The health system is complex. And when a patient has a serious illness like a stroke, navigating the road back to health can involve a lot of different stops along the way.
That’s where Julie Weir comes in. Julie is in a relatively new position, as a navigator for stroke patients as they move through different parts of the health system.
Her behind-the-scenes work is vitally important as she helps arrange connections that get people to rehabilitation or community services faster. Julie also meets with patients to help them understand what the next steps in recovery will be.
Her passion is making sure patients get the care they need at whatever stage they’re at in their recovery. A commitment across the region to improve stroke care is a big help to Julie’s work.
How long have you worked in stroke care?
I have been working as an occupational therapist for 17 years (all at GRH) with almost 15 years in stroke care. I worked clinically as the OT on the acute stroke unit for 11 years. I also spent time in the outpatient neuro rehab clinic, intensive care and on the inpatient rehab unit as a student. I have been in my current role as stroke navigator for almost three years.
What does your current role as a stroke navigator involve?
The role of stroke navigator is a systems level position. The main goal is to get patients “the right care, at the right time, in the right place”.
After someone has finished their hospital stay right after a stroke, they need to move to different providers and places to continue their recovery.
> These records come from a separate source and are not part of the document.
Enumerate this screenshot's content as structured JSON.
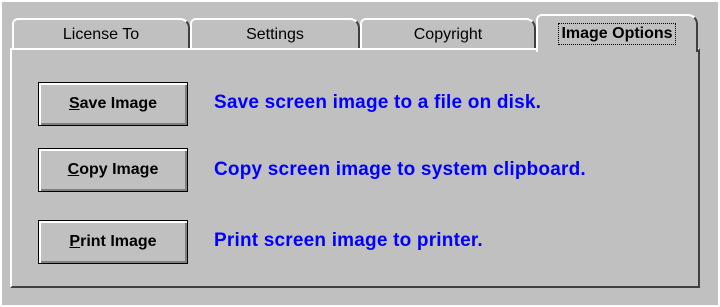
{
  "tabs": [
    {
      "label": "License To",
      "active": false
    },
    {
      "label": "Settings",
      "active": false
    },
    {
      "label": "Copyright",
      "active": false
    },
    {
      "label": "Image Options",
      "active": true
    }
  ],
  "actions": [
    {
      "button_prefix": "S",
      "button_rest": "ave Image",
      "description": "Save screen image to a file on disk."
    },
    {
      "button_prefix": "C",
      "button_rest": "opy Image",
      "description": "Copy screen image to system clipboard."
    },
    {
      "button_prefix": "P",
      "button_rest": "rint Image",
      "description": "Print screen image to printer."
    }
  ],
  "colors": {
    "background": "#c0c0c0",
    "description_text": "#0000ff"
  }
}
I help stroke patients in Waterloo Wellington move through this continuum of care - whether it is timely access to services for most acute patients or rehab and community services for those in need of ongoing therapy/support.
I act as a resource to the clinical teams providing stroke care across the region and act as a liaison between all sites in our stroke system. So I do a lot of networking on behalf of patients and families.
Why is this role so important?
We want to provide a system of care that is responsive to the needs of our patients and helps patients to get their health and quality of life back.
In my role I am constantly working to get patients to the most appropriate program or service. I engage in quality improvement initiatives with the teams on an ongoing basis to ensure that our patients are getting the best care possible. In the past, we were not providing patients with the care they needed in the right place or at the right time. My role facilitates this!
What challenges do families face when they first meet you?
Because this is a systems level position, much of the work I do is “behind the scenes”.
When I get directly involved with patients and families directly it is often around their concerns regarding the regional nature of our rehab programs and first bed policy.
I talk with families to help reassure them that we’re doing everything we can to get them the care they need as close to home as possible. I also show them the evidence that faster access to rehabilitation makes a big difference in their recovery.
I also tell them that we work as a team in Waterloo Wellington. Wherever they go for rehabilitative care, they will have access to the same intensity of therapy and access to the same resources when they go home.
When can patients and families expect when working with you?
That I will listen to their concerns and questions if they have any. That I can be a resource for them throughout their stroke recovery journey no matter where they are in their stage of recovery.
What do you love about this job?
As a front line clinician for a number of years I had frustration with the system – patients waiting too long in acute care for rehab, not having timely access to outpatient therapy. In my role now I get to have on impact on the system and make a positive change!
There’s been a lot of change to improve the stroke system in Waterloo Wellington. Patients and families are benefiting, and I’m really happy to play a part in making things better.